"Reconstruction needs both government funding and private investment to complete," said Michael Ng, partner at Lunar Capital and director of South West China Cement. "The private investment environment in Sichuan will still be very strong because of reconstruction plus the government stimulus package."
Evidence, however, suggests South West China Cement is in a minority. In an uncertain economic climate, investors are keeping their money to themselves. A falling PMI is just one sign of skittishness: Foreign direct investment dropped more than 36% in November from the previous year, and a recent Duke University-CFO Magazine survey of domestic CFOs showed firms plan to cut capital expenditure by an average of 4% this year.
"Obviously, the corporate sector is a little bit reluctant. A lot of the investment in infrastructure will be financed by local governments," said Glenn Maguire, chief Asia-Pacific economist at Société Générale in Hong Kong.
Obstacle to reform
A funding gap is only part of the problem. Even if private investors can be convinced to put money into projects, this investment may delay, rather than eliminate, problems, as the government abandons some attempts at structural reform.

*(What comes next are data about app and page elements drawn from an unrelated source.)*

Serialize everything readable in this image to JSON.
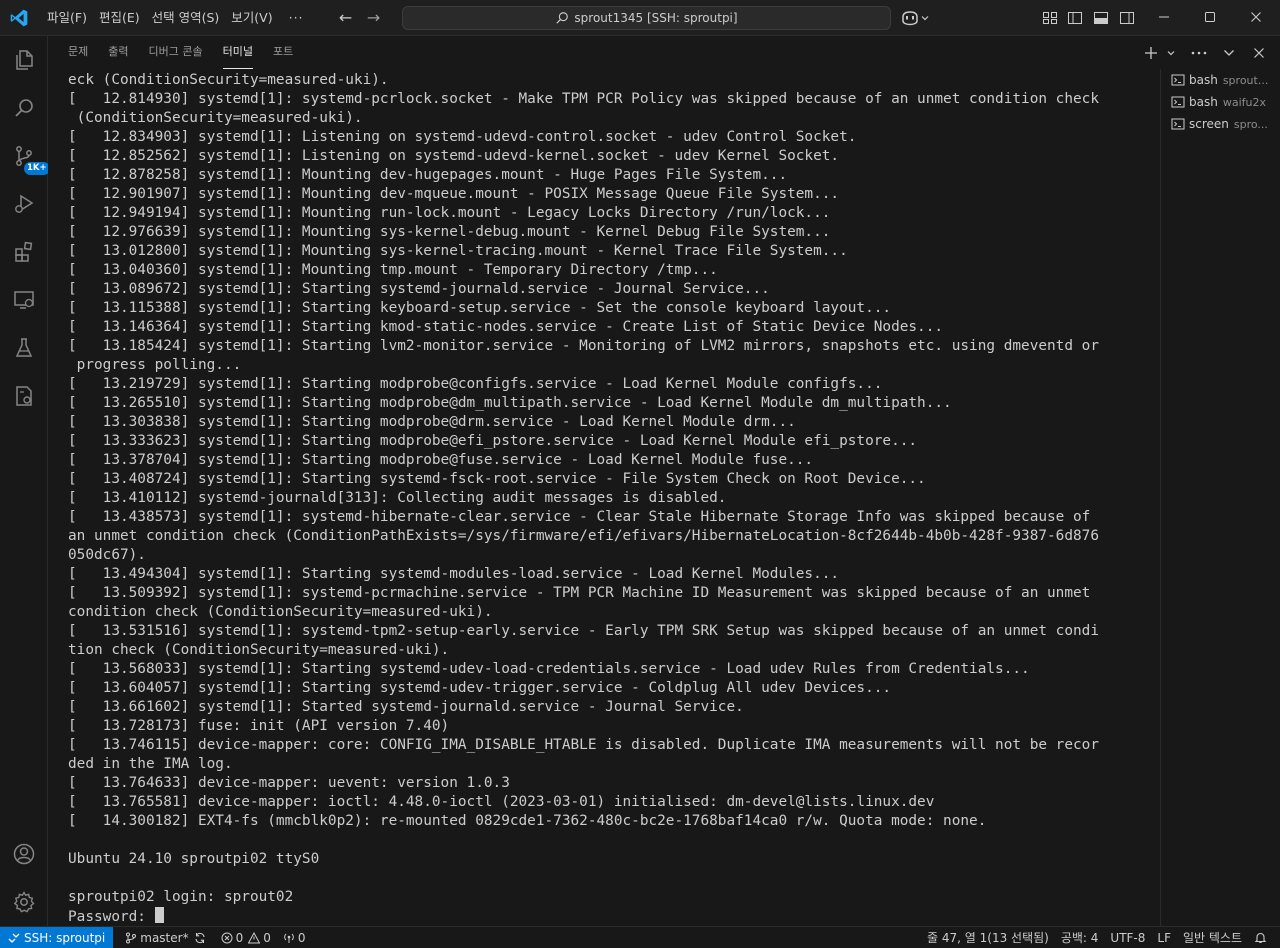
{
  "titlebar": {
    "menus": [
      "파일(F)",
      "편집(E)",
      "선택 영역(S)",
      "보기(V)"
    ],
    "more": "···",
    "search_text": "sprout1345 [SSH: sproutpi]"
  },
  "activity": {
    "scm_badge": "1K+"
  },
  "panel": {
    "tabs": [
      "문제",
      "출력",
      "디버그 콘솔",
      "터미널",
      "포트"
    ],
    "active_tab": "터미널"
  },
  "terminal": {
    "lines": [
      "eck (ConditionSecurity=measured-uki).",
      "[   12.814930] systemd[1]: systemd-pcrlock.socket - Make TPM PCR Policy was skipped because of an unmet condition check",
      " (ConditionSecurity=measured-uki).",
      "[   12.834903] systemd[1]: Listening on systemd-udevd-control.socket - udev Control Socket.",
      "[   12.852562] systemd[1]: Listening on systemd-udevd-kernel.socket - udev Kernel Socket.",
      "[   12.878258] systemd[1]: Mounting dev-hugepages.mount - Huge Pages File System...",
      "[   12.901907] systemd[1]: Mounting dev-mqueue.mount - POSIX Message Queue File System...",
      "[   12.949194] systemd[1]: Mounting run-lock.mount - Legacy Locks Directory /run/lock...",
      "[   12.976639] systemd[1]: Mounting sys-kernel-debug.mount - Kernel Debug File System...",
      "[   13.012800] systemd[1]: Mounting sys-kernel-tracing.mount - Kernel Trace File System...",
      "[   13.040360] systemd[1]: Mounting tmp.mount - Temporary Directory /tmp...",
      "[   13.089672] systemd[1]: Starting systemd-journald.service - Journal Service...",
      "[   13.115388] systemd[1]: Starting keyboard-setup.service - Set the console keyboard layout...",
      "[   13.146364] systemd[1]: Starting kmod-static-nodes.service - Create List of Static Device Nodes...",
      "[   13.185424] systemd[1]: Starting lvm2-monitor.service - Monitoring of LVM2 mirrors, snapshots etc. using dmeventd or",
      " progress polling...",
      "[   13.219729] systemd[1]: Starting modprobe@configfs.service - Load Kernel Module configfs...",
      "[   13.265510] systemd[1]: Starting modprobe@dm_multipath.service - Load Kernel Module dm_multipath...",
      "[   13.303838] systemd[1]: Starting modprobe@drm.service - Load Kernel Module drm...",
      "[   13.333623] systemd[1]: Starting modprobe@efi_pstore.service - Load Kernel Module efi_pstore...",
      "[   13.378704] systemd[1]: Starting modprobe@fuse.service - Load Kernel Module fuse...",
      "[   13.408724] systemd[1]: Starting systemd-fsck-root.service - File System Check on Root Device...",
      "[   13.410112] systemd-journald[313]: Collecting audit messages is disabled.",
      "[   13.438573] systemd[1]: systemd-hibernate-clear.service - Clear Stale Hibernate Storage Info was skipped because of",
      "an unmet condition check (ConditionPathExists=/sys/firmware/efi/efivars/HibernateLocation-8cf2644b-4b0b-428f-9387-6d876",
      "050dc67).",
      "[   13.494304] systemd[1]: Starting systemd-modules-load.service - Load Kernel Modules...",
      "[   13.509392] systemd[1]: systemd-pcrmachine.service - TPM PCR Machine ID Measurement was skipped because of an unmet",
      "condition check (ConditionSecurity=measured-uki).",
      "[   13.531516] systemd[1]: systemd-tpm2-setup-early.service - Early TPM SRK Setup was skipped because of an unmet condi",
      "tion check (ConditionSecurity=measured-uki).",
      "[   13.568033] systemd[1]: Starting systemd-udev-load-credentials.service - Load udev Rules from Credentials...",
      "[   13.604057] systemd[1]: Starting systemd-udev-trigger.service - Coldplug All udev Devices...",
      "[   13.661602] systemd[1]: Started systemd-journald.service - Journal Service.",
      "[   13.728173] fuse: init (API version 7.40)",
      "[   13.746115] device-mapper: core: CONFIG_IMA_DISABLE_HTABLE is disabled. Duplicate IMA measurements will not be recor",
      "ded in the IMA log.",
      "[   13.764633] device-mapper: uevent: version 1.0.3",
      "[   13.765581] device-mapper: ioctl: 4.48.0-ioctl (2023-03-01) initialised: dm-devel@lists.linux.dev",
      "[   14.300182] EXT4-fs (mmcblk0p2): re-mounted 0829cde1-7362-480c-bc2e-1768baf14ca0 r/w. Quota mode: none.",
      "",
      "Ubuntu 24.10 sproutpi02 ttyS0",
      "",
      "sproutpi02 login: sprout02"
    ],
    "prompt": "Password: "
  },
  "terminals": [
    {
      "name": "bash",
      "desc": "sprout..."
    },
    {
      "name": "bash",
      "desc": "waifu2x"
    },
    {
      "name": "screen",
      "desc": "spro..."
    }
  ],
  "statusbar": {
    "remote": "SSH: sproutpi",
    "branch": "master*",
    "errors": "0",
    "warnings": "0",
    "ports": "0",
    "position": "줄 47, 열 1(13 선택됨)",
    "spaces": "공백: 4",
    "encoding": "UTF-8",
    "eol": "LF",
    "language": "일반 텍스트"
  },
  "colors": {
    "accent": "#0078d4",
    "background": "#181818",
    "titlebar": "#1f1f1f"
  }
}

"In the next year, 8% or even 9% [GDP growth] is possible," said Zhang Jun, director of the China Center for Economic Studies at Fudan University. "I don’t worry about this. Why I worry is that China has structural problems. [The government] needs to tackle those first … but now they’ve had to give up."
The concern is that by placing an emphasis on investment-led growth, China risks maintaining an unsustainable model of growth. Exports have long been a foundation for economic development, but Beijing has repeatedly expressed its desire to shift the balance toward domestic consumption, a more reliable long-term driver. Recent increases in tax rebates on a range of exports, however, have sparked fears that Beijing will once again fall back on exports to weather the storm.

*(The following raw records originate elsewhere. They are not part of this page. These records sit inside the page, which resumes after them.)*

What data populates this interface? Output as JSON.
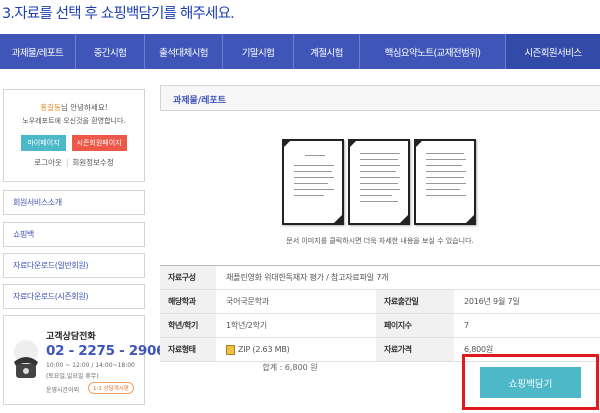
{
  "heading": "3.자료를 선택 후 쇼핑백담기를 해주세요.",
  "nav": [
    "과제물/레포트",
    "중간시험",
    "출석대체시험",
    "기말시험",
    "계절시험",
    "핵심요약노트(교재전범위)",
    "시즌회원서비스"
  ],
  "user": {
    "name": "홍길동",
    "greet_suffix": "님 안녕하세요!",
    "welcome": "노우레포트에 오신것을 환영합니다.",
    "mypage": "마이페이지",
    "season_page": "시즌회원페이지",
    "logout": "로그아웃",
    "edit": "회원정보수정"
  },
  "side_menu": [
    "회원서비스소개",
    "쇼핑백",
    "자료다운로드(일반회원)",
    "자료다운로드(시즌회원)"
  ],
  "support": {
    "title": "고객상담전화",
    "phone": "02 - 2275 - 2906",
    "hours1": "10:00 ~ 12:00 / 14:00~18:00",
    "hours2": "(토요일,일요일 휴무)",
    "hours_label": "운영시간이외",
    "badge": "1:1 상담게시판"
  },
  "section_title": "과제물/레포트",
  "preview_caption": "문서 이미지를 클릭하시면 더욱 자세한 내용을 보실 수 있습니다.",
  "details": {
    "composition_label": "자료구성",
    "composition": "채플린영화 위대한독재자 평가 / 참고자료파일 7개",
    "dept_label": "해당학과",
    "dept": "국어국문학과",
    "date_label": "자료출간일",
    "date": "2016년 9월 7일",
    "grade_label": "학년/학기",
    "grade": "1학년/2학기",
    "pages_label": "페이지수",
    "pages": "7",
    "format_label": "자료형태",
    "format": "ZIP (2.63 MB)",
    "price_label": "자료가격",
    "price": "6,800원"
  },
  "total": "합계 : 6,800 원",
  "cart_button": "쇼핑백담기",
  "colors": {
    "brand": "#3f55b8",
    "accent": "#4db8c8",
    "highlight": "#e0191d"
  }
}
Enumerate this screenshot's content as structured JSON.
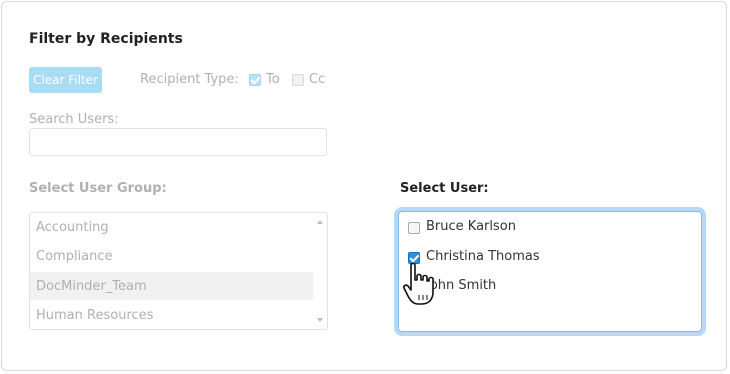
{
  "filter": {
    "title": "Filter by Recipients",
    "clear_button": "Clear Filter",
    "recipient_type_label": "Recipient Type:",
    "recipient_types": [
      {
        "label": "To",
        "checked": true
      },
      {
        "label": "Cc",
        "checked": false
      }
    ],
    "search_label": "Search Users:",
    "search_value": "",
    "user_group_label": "Select User Group:",
    "user_groups": [
      "Accounting",
      "Compliance",
      "DocMinder_Team",
      "Human Resources"
    ],
    "selected_group": "DocMinder_Team",
    "user_label": "Select User:",
    "users": [
      {
        "label": "Bruce Karlson",
        "checked": false
      },
      {
        "label": "Christina Thomas",
        "checked": true
      },
      {
        "label": "John Smith",
        "checked": false
      }
    ]
  },
  "colors": {
    "accent": "#2d8fe0",
    "clear_button_bg": "#a8dcf5",
    "focus_ring": "#b6d9f7",
    "disabled_text": "#b0b0b0"
  },
  "icons": {
    "cursor": "hand-pointer-icon",
    "scroll_up": "scroll-up-arrow-icon",
    "scroll_down": "scroll-down-arrow-icon"
  }
}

"It’s impossible for China’s exports to grow at 10% and above," says the World Bank’s Dollar. "For a long stretch, China’s exports have been growing at more than 20% per year. That’s been great, but it just can’t continue now that China’s such a big player in the world market."
As overseas demand has fallen, the importance of stimulating domestic consumption has become ever more apparent. According to Société Générale’s Maguire, Beijing is well aware of this. He sees plenty of scope within the stimulus package for supporting income formation and paying higher prices for agricultural commodities. Even some infrastructure projects, such as passenger rail, can potentially drive consumption.

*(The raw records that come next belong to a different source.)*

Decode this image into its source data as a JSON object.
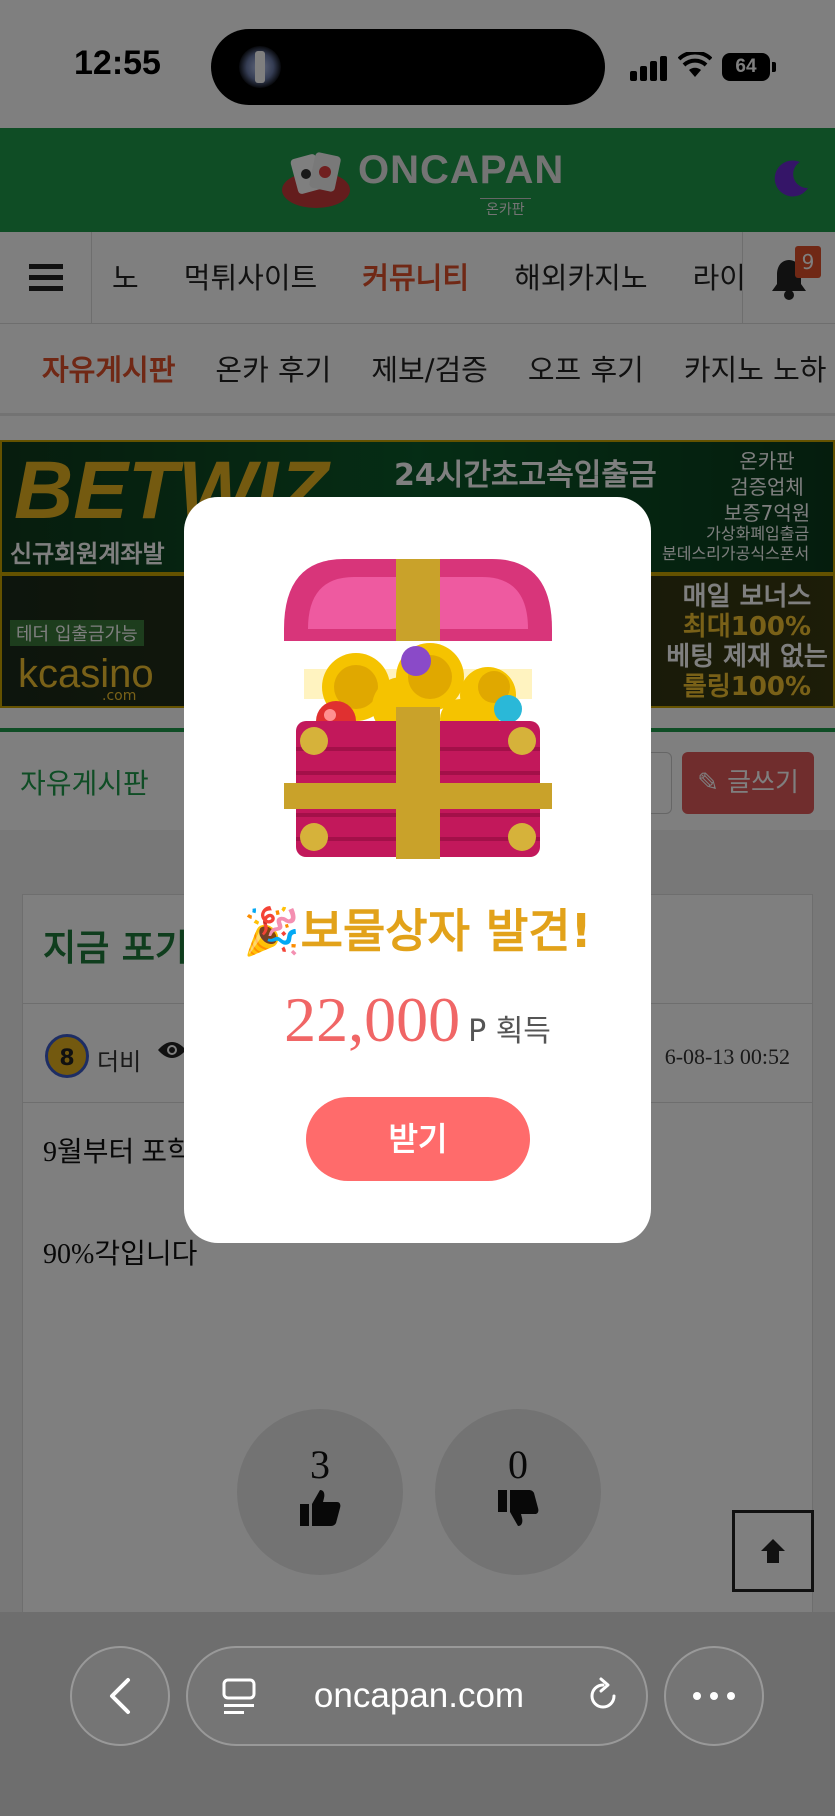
{
  "status": {
    "time": "12:55",
    "battery": "64"
  },
  "site": {
    "logo_text": "ONCAPAN",
    "logo_sub": "온카판"
  },
  "nav": {
    "items": [
      {
        "label": "노",
        "active": false
      },
      {
        "label": "먹튀사이트",
        "active": false
      },
      {
        "label": "커뮤니티",
        "active": true
      },
      {
        "label": "해외카지노",
        "active": false
      },
      {
        "label": "라이",
        "active": false
      }
    ],
    "notification_count": "9"
  },
  "subnav": {
    "items": [
      {
        "label": "자유게시판",
        "active": true
      },
      {
        "label": "온카 후기",
        "active": false
      },
      {
        "label": "제보/검증",
        "active": false
      },
      {
        "label": "오프 후기",
        "active": false
      },
      {
        "label": "카지노 노하",
        "active": false
      }
    ]
  },
  "banners": {
    "b1_brand": "BETWIZ",
    "b1_headline": "24시간초고속입출금",
    "b1_lead": "신규회원계좌발",
    "b1_badge": "온카판\n검증업체\n보증7억원",
    "b1_foot": "가상화폐입출금\n분데스리가공식스폰서",
    "b2_tether": "테더 입출금가능",
    "b2_brand": "kcasino",
    "b2_brand_sub": ".com",
    "b2_line1": "매일 보너스",
    "b2_line2": "최대100%",
    "b2_line3": "베팅 제재 없는",
    "b2_line4": "롤링100%"
  },
  "board": {
    "title": "자유게시판",
    "write_label": "글쓰기"
  },
  "post": {
    "title": "지금 포기",
    "level": "8",
    "author": "더비",
    "date": "6-08-13 00:52",
    "body1": "9월부터 포학",
    "body2": "90%각입니다",
    "upvotes": "3",
    "downvotes": "0"
  },
  "popup": {
    "title": "🎉보물상자 발견!",
    "amount": "22,000",
    "unit": "P 획득",
    "button": "받기"
  },
  "browser": {
    "url": "oncapan.com"
  }
}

The ongoing construction of a social safety net, through investment in areas such as health care and pensions could also help to convince Chinese to save less and consume more.
Furthermore, at the close of the annual Central Economic Work Conference on December 10, leaders issued a statement calling for expansion of domestic demand and strengthening of areas of the economy not specifically tied to exports.
Predicting the future
These are encouraging signs, but it will be some time before the effectiveness of both government statements and stimulus become effective.
"We’re looking at bad data pretty much baked into the cake for Q4  and Q1 of this year," said Wright at Stone & McCarthy. "There’s a lot to watch … it’s very difficult to forecast."
Even more difficult to forecast is the effect the stimulus package and short-term changes in government priorities will have beyond 2009. But despite the difficulties, it is too early to discount Beijing’s ability to meet them, said Lu Ting, an economist with Merrill Lynch.
"Many people have underestimated China’s resolve and capability. That will be a mistake," he said.